Global Treasures - History's Most Protected Monuments - Heritage is our legacy from the past, what we live today, and whatwe pass on to future generations. Our cultural and natural heritage are both irreplaceable sources of life and inspiration. Places as unique and diverse as the wilds of East Africa's Serengeti, the Pyramids of Egypt, the Great Barrier Reef in Australia and the Baroque cathedrals of Latin America make up our world's heritage. Join us as we explore one of these protected monuments.

Today, Carthage is still the centre of Tunisian political power, and the past has made its own remarkable and indelible impression. According to legend, the city of Karth Hadasht was founded by Phoenician settlers in the year 814 BC. The Romans named it Carthage.

The city soon began to control the Numidic hinterland and established colonies in the entire western area of the Mediterranean.

Relatively little remains of the original Phoenician and Punic buildings. So far, archaeologists have only managed to recover Roman treasures. A former monastery, Carthage Museum was built on historic land that also contains numerous fascinating relics from both the Punic and Roman epochs.

Close to the museum there is an array of water cisterns, an impressive example of Roman engineering. In earlier times, the water cisterns were mainly supplied by the Zaghouan's Aquaduct that was built by the Romans at the beginning of the second century AD.

The impressive Carthage Amphitheatre dates back to the time of Emperor Augustinus. It was a popular setting for cruel and bloody entertainment. Following Roman tradition, the amphitheatre's arena was the most important place for public entertainment. Even today, one can sense what it must have been like for the gladiators as they ran into the arena to battle for their life.

Built between 138 and 161 AD, Carthage's impressive therms are some of the most beautiful and splendid bathing spas of the entire Roman empire. The spa area originally extended 300 metres along the coast and was over 100 metres wide. A well-planned underground canal system was fed by a network of cisterns that supplied water from the nearby hills down to the baths.

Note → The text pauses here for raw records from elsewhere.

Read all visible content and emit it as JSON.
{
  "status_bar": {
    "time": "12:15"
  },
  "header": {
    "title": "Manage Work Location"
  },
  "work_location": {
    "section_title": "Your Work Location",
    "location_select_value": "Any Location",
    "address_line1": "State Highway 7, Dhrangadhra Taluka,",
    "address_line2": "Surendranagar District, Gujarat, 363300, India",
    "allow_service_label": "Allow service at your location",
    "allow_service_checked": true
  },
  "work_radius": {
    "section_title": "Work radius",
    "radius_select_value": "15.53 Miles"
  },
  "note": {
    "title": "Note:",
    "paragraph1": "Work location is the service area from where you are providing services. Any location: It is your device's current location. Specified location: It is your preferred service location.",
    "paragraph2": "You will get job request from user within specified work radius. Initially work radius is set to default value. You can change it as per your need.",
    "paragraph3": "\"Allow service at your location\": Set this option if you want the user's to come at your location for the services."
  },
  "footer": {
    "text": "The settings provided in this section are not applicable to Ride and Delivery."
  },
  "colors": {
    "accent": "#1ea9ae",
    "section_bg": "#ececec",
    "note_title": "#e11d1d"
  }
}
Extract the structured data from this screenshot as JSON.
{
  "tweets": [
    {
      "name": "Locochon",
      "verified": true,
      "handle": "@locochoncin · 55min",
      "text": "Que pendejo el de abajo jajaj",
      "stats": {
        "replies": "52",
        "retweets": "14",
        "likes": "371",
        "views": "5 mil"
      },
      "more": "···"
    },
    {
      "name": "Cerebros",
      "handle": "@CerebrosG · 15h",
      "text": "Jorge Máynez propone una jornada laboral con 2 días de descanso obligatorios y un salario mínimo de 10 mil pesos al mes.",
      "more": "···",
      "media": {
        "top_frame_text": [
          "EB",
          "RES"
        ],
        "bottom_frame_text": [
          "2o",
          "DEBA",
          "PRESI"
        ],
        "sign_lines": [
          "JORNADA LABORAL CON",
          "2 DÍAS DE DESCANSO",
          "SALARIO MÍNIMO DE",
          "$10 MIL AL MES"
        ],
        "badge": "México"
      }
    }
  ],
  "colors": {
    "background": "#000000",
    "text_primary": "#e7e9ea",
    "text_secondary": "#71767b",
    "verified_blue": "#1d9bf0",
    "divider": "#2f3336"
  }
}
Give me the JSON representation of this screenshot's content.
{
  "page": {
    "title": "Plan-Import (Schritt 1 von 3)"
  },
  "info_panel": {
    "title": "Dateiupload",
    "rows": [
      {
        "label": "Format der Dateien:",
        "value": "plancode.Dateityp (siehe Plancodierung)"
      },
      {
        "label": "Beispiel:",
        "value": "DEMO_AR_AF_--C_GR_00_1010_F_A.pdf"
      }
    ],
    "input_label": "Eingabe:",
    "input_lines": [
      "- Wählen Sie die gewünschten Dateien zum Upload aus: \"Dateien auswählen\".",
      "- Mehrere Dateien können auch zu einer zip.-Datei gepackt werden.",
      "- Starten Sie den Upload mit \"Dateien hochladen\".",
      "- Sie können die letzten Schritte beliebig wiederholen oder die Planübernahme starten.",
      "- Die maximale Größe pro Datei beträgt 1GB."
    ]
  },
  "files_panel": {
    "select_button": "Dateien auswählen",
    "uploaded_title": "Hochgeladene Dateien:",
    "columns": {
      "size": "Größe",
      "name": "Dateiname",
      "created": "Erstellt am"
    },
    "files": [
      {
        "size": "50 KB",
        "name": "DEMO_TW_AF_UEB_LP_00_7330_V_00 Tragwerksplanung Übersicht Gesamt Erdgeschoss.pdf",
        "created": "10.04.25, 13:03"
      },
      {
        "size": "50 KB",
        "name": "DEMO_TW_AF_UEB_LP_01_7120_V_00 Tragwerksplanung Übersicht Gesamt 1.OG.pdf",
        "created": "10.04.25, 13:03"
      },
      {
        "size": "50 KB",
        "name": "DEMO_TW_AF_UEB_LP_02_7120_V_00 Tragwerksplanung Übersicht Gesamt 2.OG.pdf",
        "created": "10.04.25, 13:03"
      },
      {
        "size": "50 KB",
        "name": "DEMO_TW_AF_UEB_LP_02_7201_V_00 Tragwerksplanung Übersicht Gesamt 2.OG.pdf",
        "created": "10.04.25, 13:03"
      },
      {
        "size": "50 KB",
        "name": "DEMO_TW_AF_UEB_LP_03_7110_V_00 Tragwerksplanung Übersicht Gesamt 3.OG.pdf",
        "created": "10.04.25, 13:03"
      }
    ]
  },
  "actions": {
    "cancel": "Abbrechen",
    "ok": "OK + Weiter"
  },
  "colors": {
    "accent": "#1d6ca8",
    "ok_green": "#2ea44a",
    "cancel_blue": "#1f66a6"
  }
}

In spite of past wars and destruction by the Romans, Carthage has retained its unique and majestic beauty to the present day.

Part 1

Select language: